(male Earth-Tiger)
−35 or −416 or −1188

Year 163 BC was a year of the pre-Julian Roman calendar. At the time it was known as the Year of the Consulship of Gracchus and Thalna (or, less frequently, year 591 Ab urbe condita) and the First Year of Houyuan (後元). The denomination 163 BC for this year has been used since the early medieval period, when the Anno Domini calendar era became the prevalent method in Europe for naming years.


By place[edit]


Seleucid Empire[edit]

  • In the turmoil following the death of Antiochus IV, the governor of Media, Timarchus becomes the independent ruler of Media, opposing Lysias who is acting as regent for young king Antiochus V Eupator.
  • Maccabean Revolt:
    • Regent Lysias tries to make peace with the Jews in Judea. He offers them full religious freedom if they will lay down their arms. Moderates including the Hasideans consent, but Judas Maccabeus argues for full political as well as religious freedom.
    • Maccabee campaigns of 163 BC: The Maccabees attack nearby regions to Judea, fighting in a civil conflict between Gentiles and Jews.
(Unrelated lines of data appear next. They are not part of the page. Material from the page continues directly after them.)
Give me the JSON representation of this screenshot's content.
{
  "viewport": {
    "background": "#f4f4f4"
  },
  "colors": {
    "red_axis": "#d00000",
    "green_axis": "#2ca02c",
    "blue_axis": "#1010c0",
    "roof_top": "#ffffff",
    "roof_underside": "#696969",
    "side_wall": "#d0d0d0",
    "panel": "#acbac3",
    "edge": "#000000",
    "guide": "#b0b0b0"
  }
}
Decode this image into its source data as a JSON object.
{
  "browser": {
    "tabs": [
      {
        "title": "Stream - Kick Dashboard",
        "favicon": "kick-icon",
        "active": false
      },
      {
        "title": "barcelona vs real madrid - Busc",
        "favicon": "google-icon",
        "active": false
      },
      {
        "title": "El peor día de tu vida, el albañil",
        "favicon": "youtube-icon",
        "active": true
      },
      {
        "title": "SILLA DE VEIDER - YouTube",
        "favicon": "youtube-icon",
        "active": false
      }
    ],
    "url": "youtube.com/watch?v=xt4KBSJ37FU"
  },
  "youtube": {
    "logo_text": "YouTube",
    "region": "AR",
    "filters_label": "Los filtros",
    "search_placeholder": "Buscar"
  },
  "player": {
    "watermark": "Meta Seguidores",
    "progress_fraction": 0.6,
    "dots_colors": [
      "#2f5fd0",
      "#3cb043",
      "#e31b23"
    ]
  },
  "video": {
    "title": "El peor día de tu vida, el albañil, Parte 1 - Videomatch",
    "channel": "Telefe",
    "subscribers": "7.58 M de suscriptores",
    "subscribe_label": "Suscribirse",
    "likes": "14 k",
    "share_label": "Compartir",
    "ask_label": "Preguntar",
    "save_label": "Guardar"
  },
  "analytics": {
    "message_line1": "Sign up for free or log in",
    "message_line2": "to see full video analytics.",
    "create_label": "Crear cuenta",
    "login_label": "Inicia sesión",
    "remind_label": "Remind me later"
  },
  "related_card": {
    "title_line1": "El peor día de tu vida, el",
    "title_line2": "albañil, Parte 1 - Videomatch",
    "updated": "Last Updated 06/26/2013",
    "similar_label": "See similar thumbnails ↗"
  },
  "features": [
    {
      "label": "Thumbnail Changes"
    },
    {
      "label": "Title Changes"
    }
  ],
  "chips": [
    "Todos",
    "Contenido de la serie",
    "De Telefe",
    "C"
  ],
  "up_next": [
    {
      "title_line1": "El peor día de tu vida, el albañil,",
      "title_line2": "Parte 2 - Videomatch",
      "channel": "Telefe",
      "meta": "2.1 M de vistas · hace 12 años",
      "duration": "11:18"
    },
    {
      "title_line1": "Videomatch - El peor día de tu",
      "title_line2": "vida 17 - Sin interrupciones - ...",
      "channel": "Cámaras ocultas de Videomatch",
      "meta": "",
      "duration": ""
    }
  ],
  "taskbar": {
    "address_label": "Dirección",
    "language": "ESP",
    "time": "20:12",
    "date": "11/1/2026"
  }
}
Roman Republic[edit]

  • The Roman playwright Terence's play Heauton Timorumenos ("The Self-Tormentor") is first performed.[1][2]




  1. ^ Harrison (2005). A Companion to Latin Literature. Wiley-Blackwell. p. 137.
  2. ^ Arnott, W. Geoffrey. "Terence". Encyclopædia Britannica. Retrieved February 24, 2024.